EXERCISE AIM: Your answer must be the full set of records, repeated exactly.

Collection entries:
**********

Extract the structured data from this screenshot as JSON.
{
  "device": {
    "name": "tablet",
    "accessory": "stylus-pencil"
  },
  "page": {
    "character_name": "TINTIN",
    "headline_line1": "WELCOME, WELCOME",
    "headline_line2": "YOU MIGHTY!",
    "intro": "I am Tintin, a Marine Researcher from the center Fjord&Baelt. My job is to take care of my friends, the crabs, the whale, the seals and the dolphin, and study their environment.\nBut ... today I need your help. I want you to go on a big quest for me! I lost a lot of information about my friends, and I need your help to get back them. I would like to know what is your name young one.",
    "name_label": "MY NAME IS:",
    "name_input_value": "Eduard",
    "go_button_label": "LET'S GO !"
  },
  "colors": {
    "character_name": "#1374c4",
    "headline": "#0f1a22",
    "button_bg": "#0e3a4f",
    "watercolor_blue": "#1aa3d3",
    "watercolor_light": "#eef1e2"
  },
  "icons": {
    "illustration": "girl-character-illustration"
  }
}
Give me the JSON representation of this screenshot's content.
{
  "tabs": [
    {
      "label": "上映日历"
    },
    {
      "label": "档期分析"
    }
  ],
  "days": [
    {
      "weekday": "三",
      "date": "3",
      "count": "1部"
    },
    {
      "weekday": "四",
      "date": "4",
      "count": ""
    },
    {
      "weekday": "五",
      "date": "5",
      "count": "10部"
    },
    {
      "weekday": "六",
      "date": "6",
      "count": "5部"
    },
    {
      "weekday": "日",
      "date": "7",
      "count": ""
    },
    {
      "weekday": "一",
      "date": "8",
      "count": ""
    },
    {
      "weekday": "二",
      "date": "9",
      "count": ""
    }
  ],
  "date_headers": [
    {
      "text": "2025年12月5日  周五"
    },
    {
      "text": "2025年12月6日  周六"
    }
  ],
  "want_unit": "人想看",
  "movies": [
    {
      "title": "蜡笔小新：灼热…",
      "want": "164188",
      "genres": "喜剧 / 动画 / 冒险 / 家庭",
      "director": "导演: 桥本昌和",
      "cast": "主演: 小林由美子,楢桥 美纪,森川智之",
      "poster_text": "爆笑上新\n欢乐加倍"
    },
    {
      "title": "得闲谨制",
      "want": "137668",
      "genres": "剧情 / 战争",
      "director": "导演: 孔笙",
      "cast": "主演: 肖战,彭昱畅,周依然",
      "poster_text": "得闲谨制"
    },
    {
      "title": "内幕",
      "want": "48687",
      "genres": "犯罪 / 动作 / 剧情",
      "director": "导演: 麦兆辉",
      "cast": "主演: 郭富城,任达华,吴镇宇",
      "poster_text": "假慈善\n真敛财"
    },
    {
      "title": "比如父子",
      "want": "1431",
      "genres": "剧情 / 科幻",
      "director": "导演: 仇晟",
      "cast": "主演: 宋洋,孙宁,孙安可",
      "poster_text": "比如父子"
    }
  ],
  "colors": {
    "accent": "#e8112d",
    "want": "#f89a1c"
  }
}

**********

PROBLEM SOLUTION:
Extract the structured data from this screenshot as JSON.
{
  "device": {
    "name": "tablet",
    "accessory": "stylus-pencil"
  },
  "page": {
    "character_name": "TINTIN",
    "headline_line1": "WELCOME, WELCOME",
    "headline_line2": "YOU MIGHTY!",
    "intro": "I am Tintin, a Marine Researcher from the center Fjord&Baelt. My job is to take care of my friends, the crabs, the whale, the seals and the dolphin, and study their environment.\nBut ... today I need your help. I want you to go on a big quest for me! I lost a lot of information about my friends, and I need your help to get back them. I would like to know what is your name young one.",
    "name_label": "MY NAME IS:",
    "name_input_value": "Eduard",
    "go_button_label": "LET'S GO !"
  },
  "colors": {
    "character_name": "#1374c4",
    "headline": "#0f1a22",
    "button_bg": "#0e3a4f",
    "watercolor_blue": "#1aa3d3",
    "watercolor_light": "#eef1e2"
  },
  "icons": {
    "illustration": "girl-character-illustration"
  }
}
Give me the JSON representation of this screenshot's content.
{
  "tabs": [
    {
      "label": "上映日历"
    },
    {
      "label": "档期分析"
    }
  ],
  "days": [
    {
      "weekday": "三",
      "date": "3",
      "count": "1部"
    },
    {
      "weekday": "四",
      "date": "4",
      "count": ""
    },
    {
      "weekday": "五",
      "date": "5",
      "count": "10部"
    },
    {
      "weekday": "六",
      "date": "6",
      "count": "5部"
    },
    {
      "weekday": "日",
      "date": "7",
      "count": ""
    },
    {
      "weekday": "一",
      "date": "8",
      "count": ""
    },
    {
      "weekday": "二",
      "date": "9",
      "count": ""
    }
  ],
  "date_headers": [
    {
      "text": "2025年12月5日  周五"
    },
    {
      "text": "2025年12月6日  周六"
    }
  ],
  "want_unit": "人想看",
  "movies": [
    {
      "title": "蜡笔小新：灼热…",
      "want": "164188",
      "genres": "喜剧 / 动画 / 冒险 / 家庭",
      "director": "导演: 桥本昌和",
      "cast": "主演: 小林由美子,楢桥 美纪,森川智之",
      "poster_text": "爆笑上新\n欢乐加倍"
    },
    {
      "title": "得闲谨制",
      "want": "137668",
      "genres": "剧情 / 战争",
      "director": "导演: 孔笙",
      "cast": "主演: 肖战,彭昱畅,周依然",
      "poster_text": "得闲谨制"
    },
    {
      "title": "内幕",
      "want": "48687",
      "genres": "犯罪 / 动作 / 剧情",
      "director": "导演: 麦兆辉",
      "cast": "主演: 郭富城,任达华,吴镇宇",
      "poster_text": "假慈善\n真敛财"
    },
    {
      "title": "比如父子",
      "want": "1431",
      "genres": "剧情 / 科幻",
      "director": "导演: 仇晟",
      "cast": "主演: 宋洋,孙宁,孙安可",
      "poster_text": "比如父子"
    }
  ],
  "colors": {
    "accent": "#e8112d",
    "want": "#f89a1c"
  }
}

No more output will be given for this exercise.